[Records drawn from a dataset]
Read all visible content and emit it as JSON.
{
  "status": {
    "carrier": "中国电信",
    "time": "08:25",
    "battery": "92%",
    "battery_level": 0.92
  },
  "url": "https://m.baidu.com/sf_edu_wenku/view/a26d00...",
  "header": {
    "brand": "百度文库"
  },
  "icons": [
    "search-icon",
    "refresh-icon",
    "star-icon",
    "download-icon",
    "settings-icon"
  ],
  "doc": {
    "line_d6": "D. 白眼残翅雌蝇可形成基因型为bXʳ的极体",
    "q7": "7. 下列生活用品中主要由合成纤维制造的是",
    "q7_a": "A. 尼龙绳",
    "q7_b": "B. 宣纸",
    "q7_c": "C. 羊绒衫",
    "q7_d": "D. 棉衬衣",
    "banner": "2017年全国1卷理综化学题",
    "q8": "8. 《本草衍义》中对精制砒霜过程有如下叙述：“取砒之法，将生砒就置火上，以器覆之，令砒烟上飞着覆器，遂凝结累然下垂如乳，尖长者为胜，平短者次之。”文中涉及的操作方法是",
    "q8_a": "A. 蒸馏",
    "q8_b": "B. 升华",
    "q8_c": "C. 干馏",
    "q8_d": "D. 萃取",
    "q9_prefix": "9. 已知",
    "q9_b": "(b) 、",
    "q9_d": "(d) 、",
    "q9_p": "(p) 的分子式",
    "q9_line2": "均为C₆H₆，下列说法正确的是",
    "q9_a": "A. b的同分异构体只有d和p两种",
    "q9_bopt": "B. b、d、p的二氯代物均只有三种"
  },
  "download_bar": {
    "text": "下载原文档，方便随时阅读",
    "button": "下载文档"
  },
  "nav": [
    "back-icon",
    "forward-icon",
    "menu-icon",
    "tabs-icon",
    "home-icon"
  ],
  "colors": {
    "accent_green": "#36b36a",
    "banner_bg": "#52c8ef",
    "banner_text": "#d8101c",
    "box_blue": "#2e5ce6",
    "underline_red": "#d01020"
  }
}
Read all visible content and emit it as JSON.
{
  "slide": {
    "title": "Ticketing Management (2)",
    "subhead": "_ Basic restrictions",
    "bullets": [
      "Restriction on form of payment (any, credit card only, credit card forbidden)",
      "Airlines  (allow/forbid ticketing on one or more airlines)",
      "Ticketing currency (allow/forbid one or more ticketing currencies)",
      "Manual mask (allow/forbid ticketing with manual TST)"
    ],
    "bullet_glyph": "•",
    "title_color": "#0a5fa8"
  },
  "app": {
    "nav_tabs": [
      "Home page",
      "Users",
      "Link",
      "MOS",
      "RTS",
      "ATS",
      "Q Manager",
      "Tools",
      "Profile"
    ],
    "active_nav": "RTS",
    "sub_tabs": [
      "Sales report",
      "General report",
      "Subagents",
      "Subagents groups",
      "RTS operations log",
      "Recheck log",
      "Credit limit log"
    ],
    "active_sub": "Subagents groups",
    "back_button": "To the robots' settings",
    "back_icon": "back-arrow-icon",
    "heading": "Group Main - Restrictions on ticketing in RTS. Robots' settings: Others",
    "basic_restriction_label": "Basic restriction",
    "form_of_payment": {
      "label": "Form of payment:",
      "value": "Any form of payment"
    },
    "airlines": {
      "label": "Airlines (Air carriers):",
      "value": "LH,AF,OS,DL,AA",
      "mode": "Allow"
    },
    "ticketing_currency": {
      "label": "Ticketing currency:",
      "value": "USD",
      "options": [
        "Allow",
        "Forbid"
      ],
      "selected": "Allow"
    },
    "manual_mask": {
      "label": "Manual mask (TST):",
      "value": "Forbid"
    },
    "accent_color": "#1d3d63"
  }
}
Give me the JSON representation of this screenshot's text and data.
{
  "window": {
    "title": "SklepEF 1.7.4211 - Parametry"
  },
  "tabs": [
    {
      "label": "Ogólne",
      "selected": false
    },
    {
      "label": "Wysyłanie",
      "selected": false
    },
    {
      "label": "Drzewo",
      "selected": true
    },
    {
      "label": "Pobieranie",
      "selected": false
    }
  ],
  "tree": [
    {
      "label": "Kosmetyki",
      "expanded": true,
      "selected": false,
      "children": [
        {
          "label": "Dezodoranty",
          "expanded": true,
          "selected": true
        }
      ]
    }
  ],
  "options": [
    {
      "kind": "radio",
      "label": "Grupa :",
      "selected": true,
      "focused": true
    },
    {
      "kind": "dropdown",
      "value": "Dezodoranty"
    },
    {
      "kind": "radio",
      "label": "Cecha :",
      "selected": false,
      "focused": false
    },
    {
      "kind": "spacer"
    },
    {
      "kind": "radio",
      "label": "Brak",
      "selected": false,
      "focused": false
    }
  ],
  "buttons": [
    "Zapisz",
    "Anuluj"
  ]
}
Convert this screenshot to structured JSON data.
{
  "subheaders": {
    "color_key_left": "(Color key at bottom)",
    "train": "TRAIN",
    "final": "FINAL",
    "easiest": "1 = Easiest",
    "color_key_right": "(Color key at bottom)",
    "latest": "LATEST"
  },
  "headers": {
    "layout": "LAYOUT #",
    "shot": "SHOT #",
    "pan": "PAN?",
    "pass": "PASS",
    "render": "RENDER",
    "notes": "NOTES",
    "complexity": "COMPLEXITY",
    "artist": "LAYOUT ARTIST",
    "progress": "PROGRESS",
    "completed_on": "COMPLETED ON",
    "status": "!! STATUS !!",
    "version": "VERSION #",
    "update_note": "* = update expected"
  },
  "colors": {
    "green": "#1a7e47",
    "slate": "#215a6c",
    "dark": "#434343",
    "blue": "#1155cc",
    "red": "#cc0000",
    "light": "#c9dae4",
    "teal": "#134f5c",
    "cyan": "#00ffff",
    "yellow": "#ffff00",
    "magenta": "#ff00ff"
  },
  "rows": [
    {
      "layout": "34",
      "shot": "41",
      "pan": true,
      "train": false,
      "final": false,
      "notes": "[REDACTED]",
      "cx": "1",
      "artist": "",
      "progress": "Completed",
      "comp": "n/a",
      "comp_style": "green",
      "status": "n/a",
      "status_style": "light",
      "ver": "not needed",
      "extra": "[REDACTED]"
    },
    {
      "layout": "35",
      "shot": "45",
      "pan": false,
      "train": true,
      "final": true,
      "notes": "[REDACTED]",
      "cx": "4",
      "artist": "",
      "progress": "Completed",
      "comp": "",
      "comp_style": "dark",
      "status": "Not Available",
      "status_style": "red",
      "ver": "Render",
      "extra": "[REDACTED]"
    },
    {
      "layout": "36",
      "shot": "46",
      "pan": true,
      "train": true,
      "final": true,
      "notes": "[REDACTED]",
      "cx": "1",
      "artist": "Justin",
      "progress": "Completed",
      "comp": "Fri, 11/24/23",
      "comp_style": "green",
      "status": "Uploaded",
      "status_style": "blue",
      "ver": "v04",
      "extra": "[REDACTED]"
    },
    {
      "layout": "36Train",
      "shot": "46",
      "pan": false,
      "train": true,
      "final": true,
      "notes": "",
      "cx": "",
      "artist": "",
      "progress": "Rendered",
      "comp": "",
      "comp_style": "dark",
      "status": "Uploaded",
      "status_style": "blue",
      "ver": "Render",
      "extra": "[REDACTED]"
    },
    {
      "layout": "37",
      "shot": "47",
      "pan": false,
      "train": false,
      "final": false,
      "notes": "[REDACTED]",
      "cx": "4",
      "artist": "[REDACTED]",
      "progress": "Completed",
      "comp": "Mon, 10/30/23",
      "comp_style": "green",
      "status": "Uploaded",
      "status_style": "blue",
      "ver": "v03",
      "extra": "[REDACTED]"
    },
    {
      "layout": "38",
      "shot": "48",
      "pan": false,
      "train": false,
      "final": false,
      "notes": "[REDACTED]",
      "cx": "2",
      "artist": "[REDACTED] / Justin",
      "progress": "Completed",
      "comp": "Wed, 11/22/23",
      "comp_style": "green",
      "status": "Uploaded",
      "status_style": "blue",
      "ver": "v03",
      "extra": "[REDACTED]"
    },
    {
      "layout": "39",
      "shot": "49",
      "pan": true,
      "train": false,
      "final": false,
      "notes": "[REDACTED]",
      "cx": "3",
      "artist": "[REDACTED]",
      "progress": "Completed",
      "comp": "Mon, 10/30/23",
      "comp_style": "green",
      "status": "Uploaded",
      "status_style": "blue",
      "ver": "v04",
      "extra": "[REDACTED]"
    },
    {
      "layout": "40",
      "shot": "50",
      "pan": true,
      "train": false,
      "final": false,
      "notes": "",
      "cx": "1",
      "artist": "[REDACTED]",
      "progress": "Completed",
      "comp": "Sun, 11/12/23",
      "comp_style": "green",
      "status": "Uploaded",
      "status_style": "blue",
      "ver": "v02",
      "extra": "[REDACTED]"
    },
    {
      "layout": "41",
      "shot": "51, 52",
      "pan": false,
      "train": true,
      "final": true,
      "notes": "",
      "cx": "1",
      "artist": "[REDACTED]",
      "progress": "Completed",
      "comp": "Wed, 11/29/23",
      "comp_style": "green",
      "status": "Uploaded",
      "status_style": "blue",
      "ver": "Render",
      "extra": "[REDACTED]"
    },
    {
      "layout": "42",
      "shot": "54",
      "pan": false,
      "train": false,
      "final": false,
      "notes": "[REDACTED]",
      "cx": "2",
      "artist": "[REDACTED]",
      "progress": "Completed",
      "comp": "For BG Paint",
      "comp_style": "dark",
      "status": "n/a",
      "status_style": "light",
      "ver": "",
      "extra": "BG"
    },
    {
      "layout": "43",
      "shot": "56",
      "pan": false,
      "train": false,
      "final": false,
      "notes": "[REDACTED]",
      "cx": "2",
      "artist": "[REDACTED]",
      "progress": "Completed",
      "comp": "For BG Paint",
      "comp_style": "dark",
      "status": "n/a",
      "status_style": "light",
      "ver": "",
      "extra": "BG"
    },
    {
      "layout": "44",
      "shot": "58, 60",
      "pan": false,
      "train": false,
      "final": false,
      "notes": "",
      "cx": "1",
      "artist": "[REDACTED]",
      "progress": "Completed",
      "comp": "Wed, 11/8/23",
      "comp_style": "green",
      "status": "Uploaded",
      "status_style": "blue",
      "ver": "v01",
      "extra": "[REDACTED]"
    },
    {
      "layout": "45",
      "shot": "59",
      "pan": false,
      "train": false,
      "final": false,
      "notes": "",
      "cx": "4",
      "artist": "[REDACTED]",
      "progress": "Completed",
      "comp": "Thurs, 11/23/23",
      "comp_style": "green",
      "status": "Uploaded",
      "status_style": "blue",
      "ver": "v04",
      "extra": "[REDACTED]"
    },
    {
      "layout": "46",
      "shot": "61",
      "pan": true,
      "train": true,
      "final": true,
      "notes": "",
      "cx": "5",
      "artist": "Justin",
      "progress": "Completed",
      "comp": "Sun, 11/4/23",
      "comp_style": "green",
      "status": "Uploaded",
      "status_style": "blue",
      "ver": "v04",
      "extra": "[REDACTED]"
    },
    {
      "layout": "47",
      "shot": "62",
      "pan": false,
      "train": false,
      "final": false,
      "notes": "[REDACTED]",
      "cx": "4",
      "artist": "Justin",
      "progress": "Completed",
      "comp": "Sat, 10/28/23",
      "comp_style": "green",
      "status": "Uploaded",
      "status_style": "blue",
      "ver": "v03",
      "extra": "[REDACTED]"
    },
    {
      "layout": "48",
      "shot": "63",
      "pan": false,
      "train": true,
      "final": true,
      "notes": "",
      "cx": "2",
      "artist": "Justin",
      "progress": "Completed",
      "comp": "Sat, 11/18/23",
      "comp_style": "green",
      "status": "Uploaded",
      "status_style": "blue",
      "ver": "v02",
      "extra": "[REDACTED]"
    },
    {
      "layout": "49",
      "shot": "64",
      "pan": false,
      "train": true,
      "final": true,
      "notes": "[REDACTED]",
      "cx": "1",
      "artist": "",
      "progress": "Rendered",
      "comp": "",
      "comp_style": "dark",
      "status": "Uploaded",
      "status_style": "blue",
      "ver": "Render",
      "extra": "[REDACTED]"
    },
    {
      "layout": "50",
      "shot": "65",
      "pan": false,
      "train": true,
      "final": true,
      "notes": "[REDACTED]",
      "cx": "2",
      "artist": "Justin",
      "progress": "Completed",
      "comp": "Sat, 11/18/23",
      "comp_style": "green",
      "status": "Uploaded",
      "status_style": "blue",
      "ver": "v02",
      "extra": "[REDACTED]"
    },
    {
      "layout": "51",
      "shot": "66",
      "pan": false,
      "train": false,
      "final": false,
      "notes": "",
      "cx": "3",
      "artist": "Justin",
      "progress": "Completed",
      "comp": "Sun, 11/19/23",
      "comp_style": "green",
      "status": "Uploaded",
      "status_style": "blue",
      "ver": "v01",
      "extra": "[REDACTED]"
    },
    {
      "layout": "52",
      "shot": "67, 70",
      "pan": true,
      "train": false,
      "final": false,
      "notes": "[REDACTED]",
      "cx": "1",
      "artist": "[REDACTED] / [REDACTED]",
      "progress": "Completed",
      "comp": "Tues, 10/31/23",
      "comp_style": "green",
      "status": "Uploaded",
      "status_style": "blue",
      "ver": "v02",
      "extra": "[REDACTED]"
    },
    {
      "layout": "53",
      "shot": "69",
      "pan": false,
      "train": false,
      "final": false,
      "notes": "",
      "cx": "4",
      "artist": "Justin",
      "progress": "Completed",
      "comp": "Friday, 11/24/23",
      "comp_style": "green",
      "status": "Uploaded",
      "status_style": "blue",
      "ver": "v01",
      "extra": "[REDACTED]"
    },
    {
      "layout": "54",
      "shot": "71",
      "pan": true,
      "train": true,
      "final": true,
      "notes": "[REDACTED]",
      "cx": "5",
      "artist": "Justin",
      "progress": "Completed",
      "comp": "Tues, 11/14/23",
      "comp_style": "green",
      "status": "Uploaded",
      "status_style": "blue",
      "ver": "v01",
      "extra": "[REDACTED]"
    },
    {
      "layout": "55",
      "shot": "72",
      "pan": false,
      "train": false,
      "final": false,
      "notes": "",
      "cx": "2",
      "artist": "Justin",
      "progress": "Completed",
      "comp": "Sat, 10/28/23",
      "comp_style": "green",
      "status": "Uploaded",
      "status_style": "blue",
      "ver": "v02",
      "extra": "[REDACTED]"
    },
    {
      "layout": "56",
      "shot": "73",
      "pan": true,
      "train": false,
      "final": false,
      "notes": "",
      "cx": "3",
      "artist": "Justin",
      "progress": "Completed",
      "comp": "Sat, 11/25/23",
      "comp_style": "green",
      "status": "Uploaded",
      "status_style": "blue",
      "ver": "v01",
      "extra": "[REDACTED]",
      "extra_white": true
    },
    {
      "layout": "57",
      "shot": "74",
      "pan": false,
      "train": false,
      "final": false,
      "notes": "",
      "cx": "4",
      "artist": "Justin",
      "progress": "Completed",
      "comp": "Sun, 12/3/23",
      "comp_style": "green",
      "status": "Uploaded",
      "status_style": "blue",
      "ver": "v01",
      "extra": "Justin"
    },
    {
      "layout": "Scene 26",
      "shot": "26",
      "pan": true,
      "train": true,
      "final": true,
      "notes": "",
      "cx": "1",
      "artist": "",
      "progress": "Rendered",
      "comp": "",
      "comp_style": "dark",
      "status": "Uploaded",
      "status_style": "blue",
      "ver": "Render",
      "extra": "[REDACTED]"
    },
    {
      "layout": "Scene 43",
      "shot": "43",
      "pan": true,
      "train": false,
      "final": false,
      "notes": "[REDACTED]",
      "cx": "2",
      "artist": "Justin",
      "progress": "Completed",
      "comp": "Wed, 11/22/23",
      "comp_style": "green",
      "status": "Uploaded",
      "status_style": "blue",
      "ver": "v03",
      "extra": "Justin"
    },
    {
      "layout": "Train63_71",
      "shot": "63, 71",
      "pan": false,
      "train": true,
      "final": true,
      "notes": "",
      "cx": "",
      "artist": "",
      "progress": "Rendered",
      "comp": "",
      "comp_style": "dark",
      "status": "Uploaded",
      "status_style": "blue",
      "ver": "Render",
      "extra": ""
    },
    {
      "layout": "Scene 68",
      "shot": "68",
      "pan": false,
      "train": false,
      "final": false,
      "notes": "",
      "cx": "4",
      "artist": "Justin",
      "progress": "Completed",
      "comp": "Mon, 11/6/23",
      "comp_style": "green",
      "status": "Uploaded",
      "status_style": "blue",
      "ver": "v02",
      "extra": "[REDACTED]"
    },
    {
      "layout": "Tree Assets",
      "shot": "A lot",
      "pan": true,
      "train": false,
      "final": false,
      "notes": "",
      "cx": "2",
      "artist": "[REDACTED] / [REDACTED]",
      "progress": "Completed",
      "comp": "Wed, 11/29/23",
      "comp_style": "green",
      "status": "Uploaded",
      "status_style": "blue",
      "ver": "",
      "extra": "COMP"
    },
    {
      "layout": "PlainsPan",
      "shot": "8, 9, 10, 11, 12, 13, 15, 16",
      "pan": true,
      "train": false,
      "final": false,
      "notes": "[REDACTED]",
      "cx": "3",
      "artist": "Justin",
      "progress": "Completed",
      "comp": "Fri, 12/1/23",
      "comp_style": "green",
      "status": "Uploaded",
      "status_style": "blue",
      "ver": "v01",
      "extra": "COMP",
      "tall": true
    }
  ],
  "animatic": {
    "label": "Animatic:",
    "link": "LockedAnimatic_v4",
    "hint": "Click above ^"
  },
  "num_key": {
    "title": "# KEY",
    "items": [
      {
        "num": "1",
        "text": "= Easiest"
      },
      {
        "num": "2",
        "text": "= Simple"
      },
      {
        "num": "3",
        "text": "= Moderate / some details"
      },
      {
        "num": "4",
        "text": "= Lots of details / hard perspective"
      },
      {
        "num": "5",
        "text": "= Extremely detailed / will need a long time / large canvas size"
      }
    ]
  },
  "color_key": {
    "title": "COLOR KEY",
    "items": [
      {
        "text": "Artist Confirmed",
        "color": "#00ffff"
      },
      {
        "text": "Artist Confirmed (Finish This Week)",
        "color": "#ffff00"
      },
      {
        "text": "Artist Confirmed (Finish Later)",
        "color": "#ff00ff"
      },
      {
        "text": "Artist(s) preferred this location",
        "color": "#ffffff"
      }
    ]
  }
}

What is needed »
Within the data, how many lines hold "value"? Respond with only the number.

Result for this task »
5